:: WORK INSTRUCTIONS ::
Where the records below show the word "your" in a line, please copy that line.

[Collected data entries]
==========

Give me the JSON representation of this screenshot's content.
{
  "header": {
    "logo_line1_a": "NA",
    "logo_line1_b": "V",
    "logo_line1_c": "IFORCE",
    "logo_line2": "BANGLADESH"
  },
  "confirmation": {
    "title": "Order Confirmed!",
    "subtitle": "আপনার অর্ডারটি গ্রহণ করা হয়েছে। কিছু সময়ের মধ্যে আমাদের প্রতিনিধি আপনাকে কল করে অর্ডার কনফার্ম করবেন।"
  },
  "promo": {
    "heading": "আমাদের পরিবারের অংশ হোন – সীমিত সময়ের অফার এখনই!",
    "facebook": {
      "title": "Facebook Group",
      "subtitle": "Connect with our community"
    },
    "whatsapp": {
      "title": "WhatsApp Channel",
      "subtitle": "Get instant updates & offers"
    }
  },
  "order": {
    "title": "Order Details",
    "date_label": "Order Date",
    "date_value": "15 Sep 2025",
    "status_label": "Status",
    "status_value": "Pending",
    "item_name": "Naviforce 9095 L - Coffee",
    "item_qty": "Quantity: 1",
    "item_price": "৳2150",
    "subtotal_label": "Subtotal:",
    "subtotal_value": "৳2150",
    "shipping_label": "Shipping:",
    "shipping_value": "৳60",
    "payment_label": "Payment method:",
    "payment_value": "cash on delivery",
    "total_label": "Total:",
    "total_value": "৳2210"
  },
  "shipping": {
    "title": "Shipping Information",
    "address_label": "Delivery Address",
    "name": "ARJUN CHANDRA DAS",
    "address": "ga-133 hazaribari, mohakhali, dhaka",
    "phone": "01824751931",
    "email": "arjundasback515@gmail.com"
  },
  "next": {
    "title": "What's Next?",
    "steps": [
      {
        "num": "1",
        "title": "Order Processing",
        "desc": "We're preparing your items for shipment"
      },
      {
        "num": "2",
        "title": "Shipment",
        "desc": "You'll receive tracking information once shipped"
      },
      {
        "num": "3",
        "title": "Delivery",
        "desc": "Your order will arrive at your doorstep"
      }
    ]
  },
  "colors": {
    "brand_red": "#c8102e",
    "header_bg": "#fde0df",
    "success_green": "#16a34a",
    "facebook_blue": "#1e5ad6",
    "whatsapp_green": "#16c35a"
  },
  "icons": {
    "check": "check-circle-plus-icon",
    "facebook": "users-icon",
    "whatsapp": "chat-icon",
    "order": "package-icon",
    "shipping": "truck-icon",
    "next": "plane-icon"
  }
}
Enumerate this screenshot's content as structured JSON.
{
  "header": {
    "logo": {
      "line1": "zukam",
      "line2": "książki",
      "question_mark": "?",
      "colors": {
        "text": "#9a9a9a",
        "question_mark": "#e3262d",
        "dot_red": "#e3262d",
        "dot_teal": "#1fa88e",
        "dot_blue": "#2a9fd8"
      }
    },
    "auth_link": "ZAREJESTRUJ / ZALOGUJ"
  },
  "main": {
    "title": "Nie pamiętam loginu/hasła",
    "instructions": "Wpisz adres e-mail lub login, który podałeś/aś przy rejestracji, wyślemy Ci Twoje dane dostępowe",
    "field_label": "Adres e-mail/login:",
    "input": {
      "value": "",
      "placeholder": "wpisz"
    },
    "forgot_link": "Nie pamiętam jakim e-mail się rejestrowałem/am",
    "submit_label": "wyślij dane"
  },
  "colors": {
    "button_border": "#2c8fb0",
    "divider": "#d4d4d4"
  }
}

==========

:: COMPLETED EXERCISE ::
        "desc": "We're preparing your items for shipment"
        "desc": "Your order will arrive at your doorstep"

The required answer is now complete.